--- DATA TO EXAMINE ---

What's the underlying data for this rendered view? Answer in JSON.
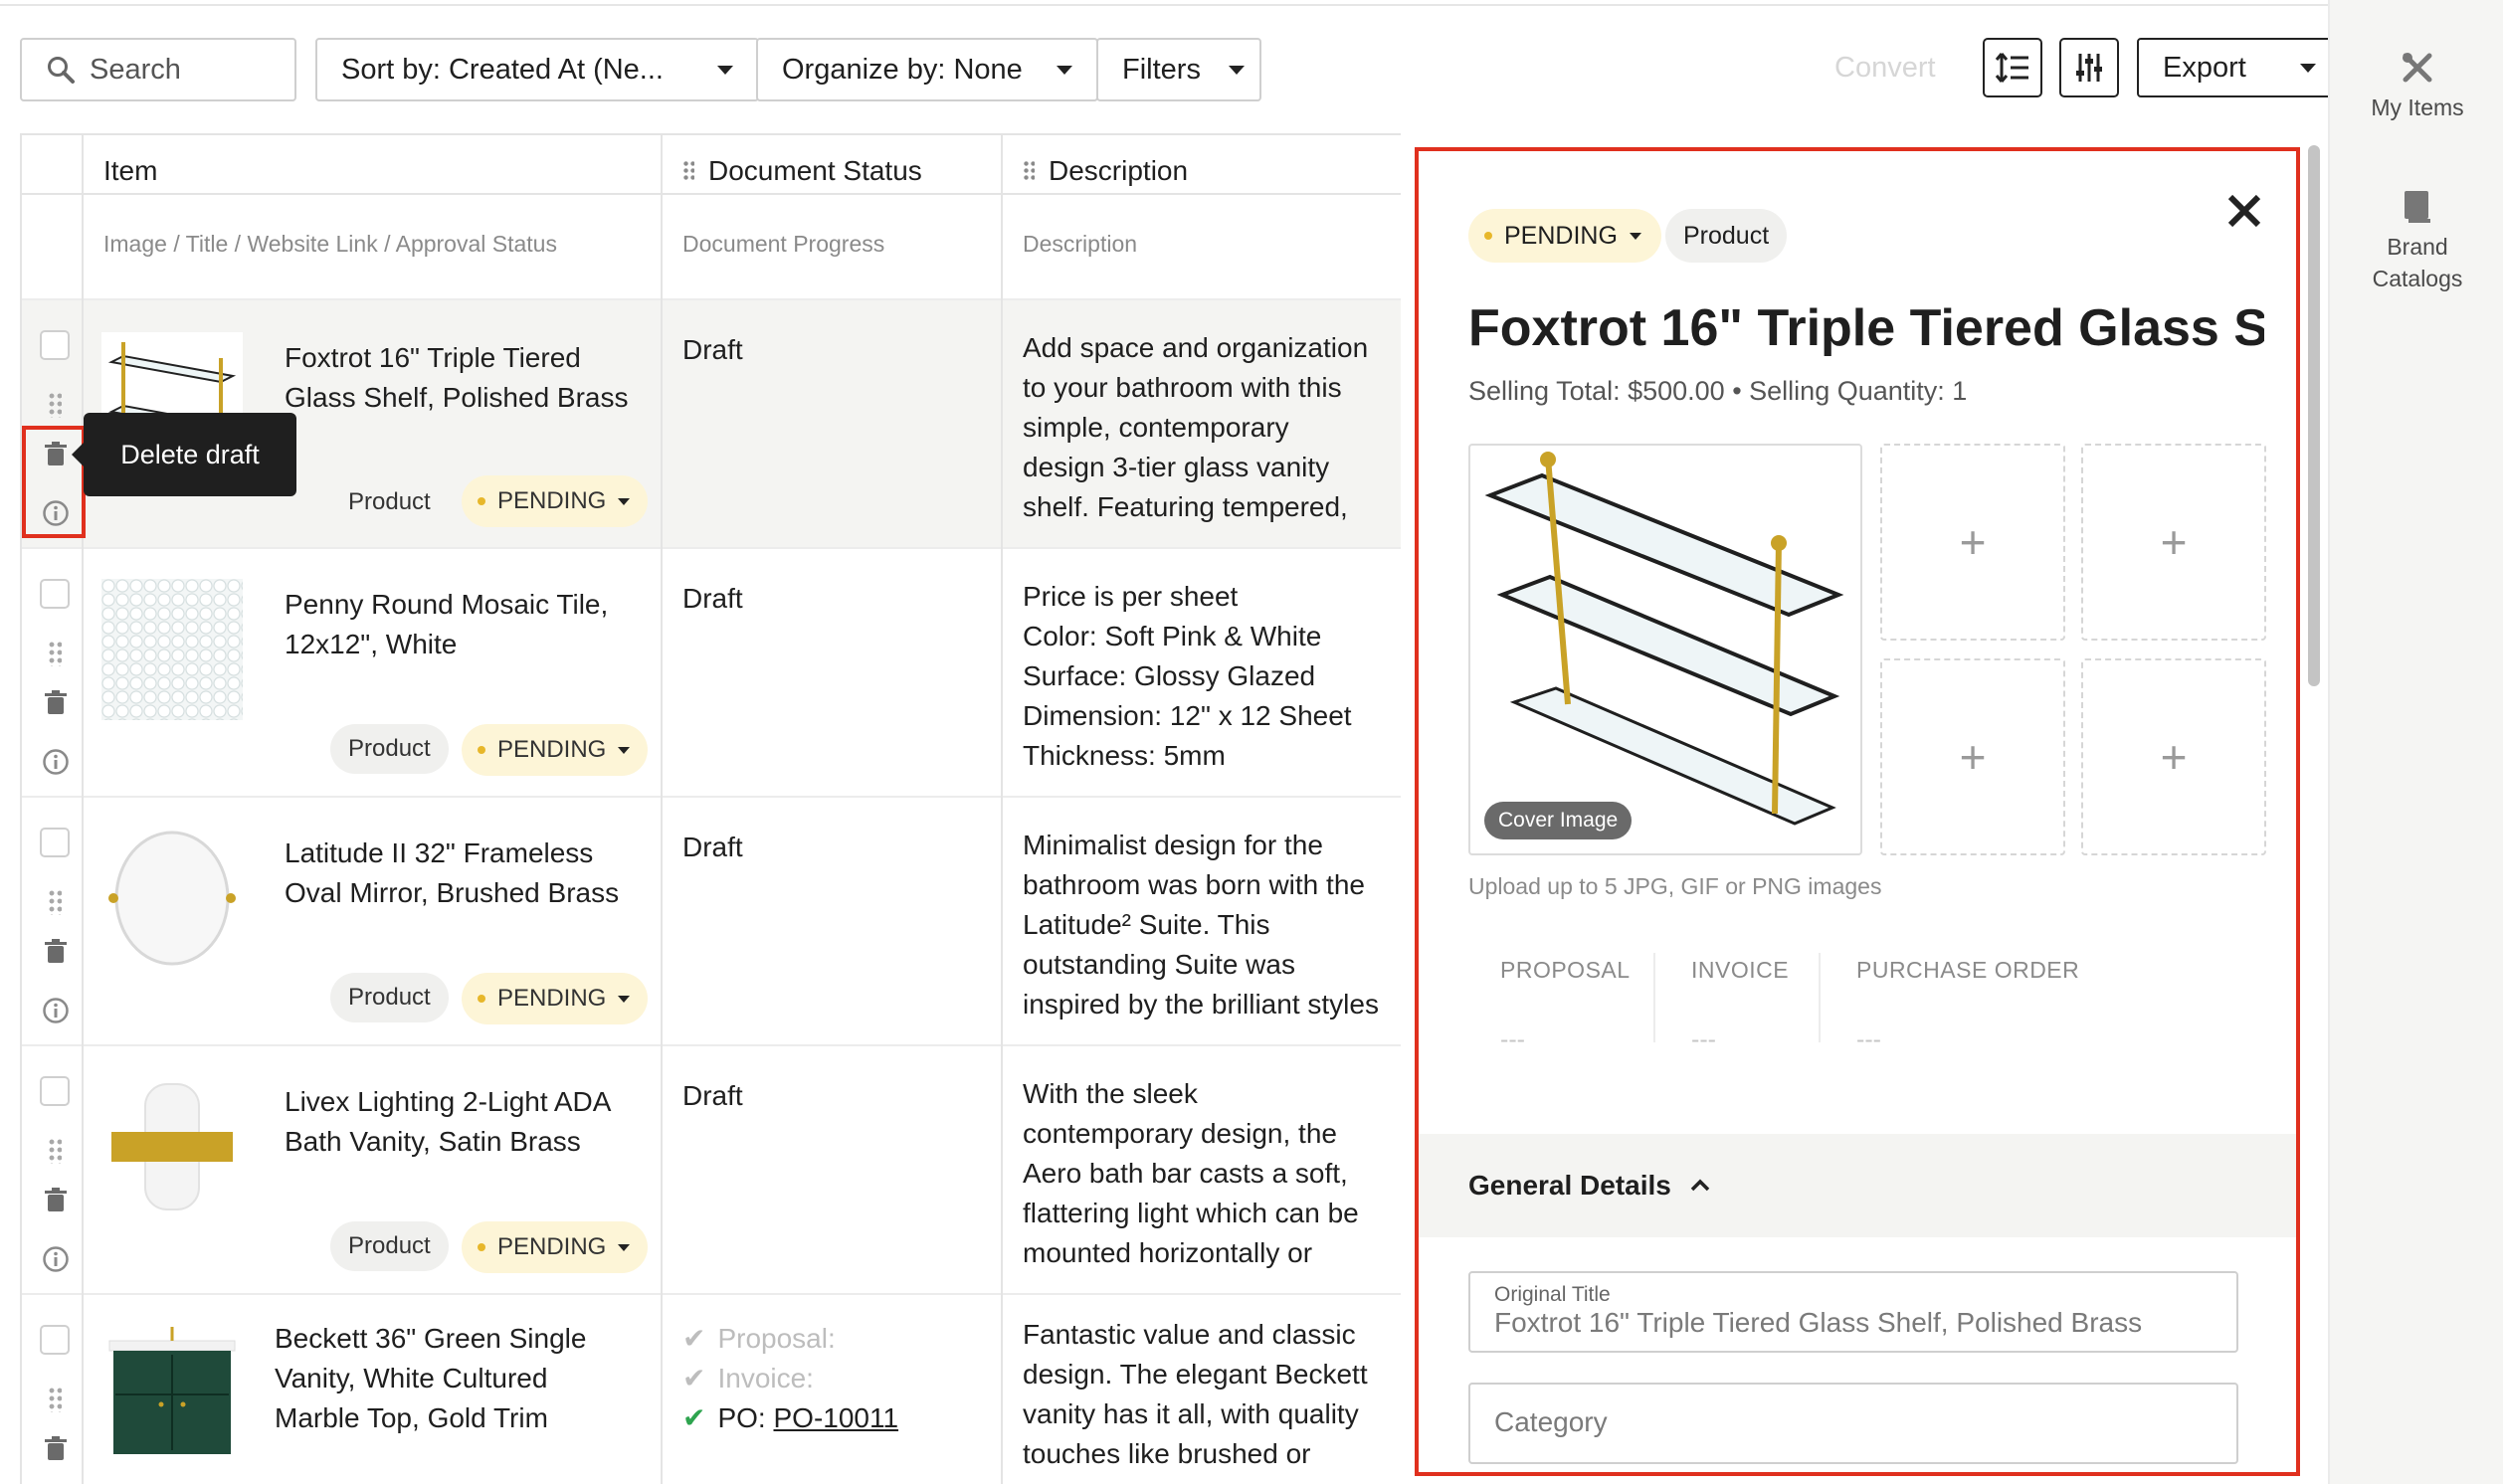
{
  "toolbar": {
    "search_placeholder": "Search",
    "sort_label": "Sort by: Created At (Ne...",
    "organize_label": "Organize by: None",
    "filters_label": "Filters",
    "convert_label": "Convert",
    "export_label": "Export"
  },
  "table": {
    "headers": [
      {
        "label": "Item",
        "sub": "Image / Title / Website Link / Approval Status"
      },
      {
        "label": "Document Status",
        "sub": "Document Progress"
      },
      {
        "label": "Description",
        "sub": "Description"
      }
    ],
    "rows": [
      {
        "title": "Foxtrot 16\" Triple Tiered Glass Shelf, Polished Brass",
        "type": "Product",
        "status": "PENDING",
        "doc_status": "Draft",
        "description": "Add space and organization\nto your bathroom with this\nsimple, contemporary\ndesign 3-tier glass vanity\nshelf. Featuring tempered,"
      },
      {
        "title": "Penny Round Mosaic Tile, 12x12\", White",
        "type": "Product",
        "status": "PENDING",
        "doc_status": "Draft",
        "description": "Price is per sheet\nColor: Soft Pink & White\nSurface: Glossy Glazed\nDimension: 12\" x 12 Sheet\nThickness: 5mm"
      },
      {
        "title": "Latitude II 32\" Frameless Oval Mirror, Brushed Brass",
        "type": "Product",
        "status": "PENDING",
        "doc_status": "Draft",
        "description": "Minimalist design for the\nbathroom was born with the\nLatitude² Suite. This\noutstanding Suite was\ninspired by the brilliant styles"
      },
      {
        "title": "Livex Lighting 2-Light ADA Bath Vanity, Satin Brass",
        "type": "Product",
        "status": "PENDING",
        "doc_status": "Draft",
        "description": "With the sleek\ncontemporary design, the\nAero bath bar casts a soft,\nflattering light which can be\nmounted horizontally or"
      },
      {
        "title": "Beckett 36\" Green Single Vanity, White Cultured Marble Top, Gold Trim",
        "progress": {
          "proposal": "Proposal:",
          "invoice": "Invoice:",
          "po_label": "PO:",
          "po_value": "PO-10011"
        },
        "description": "Fantastic value and classic\ndesign. The elegant Beckett\nvanity has it all, with quality\ntouches like brushed or"
      }
    ]
  },
  "tooltip": "Delete draft",
  "panel": {
    "status": "PENDING",
    "type": "Product",
    "title": "Foxtrot 16\" Triple Tiered Glass S...",
    "subtitle": "Selling Total: $500.00 • Selling Quantity: 1",
    "cover_label": "Cover Image",
    "upload_hint": "Upload up to 5 JPG, GIF or PNG images",
    "docs": [
      {
        "label": "PROPOSAL",
        "value": "---"
      },
      {
        "label": "INVOICE",
        "value": "---"
      },
      {
        "label": "PURCHASE ORDER",
        "value": "---"
      }
    ],
    "general_details": "General Details",
    "original_title_label": "Original Title",
    "original_title_value": "Foxtrot 16\" Triple Tiered Glass Shelf, Polished Brass",
    "category_placeholder": "Category"
  },
  "sidebar": {
    "items": [
      {
        "label": "My Items",
        "icon": "tools-icon"
      },
      {
        "label": "Brand Catalogs",
        "icon": "book-icon"
      }
    ]
  },
  "colors": {
    "highlight": "#e0301e",
    "pending_bg": "#fdf5d7",
    "pending_dot": "#e7b72a",
    "check": "#2ea44f"
  }
}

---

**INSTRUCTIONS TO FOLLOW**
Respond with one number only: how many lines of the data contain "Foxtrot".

**ANSWER AREA**
3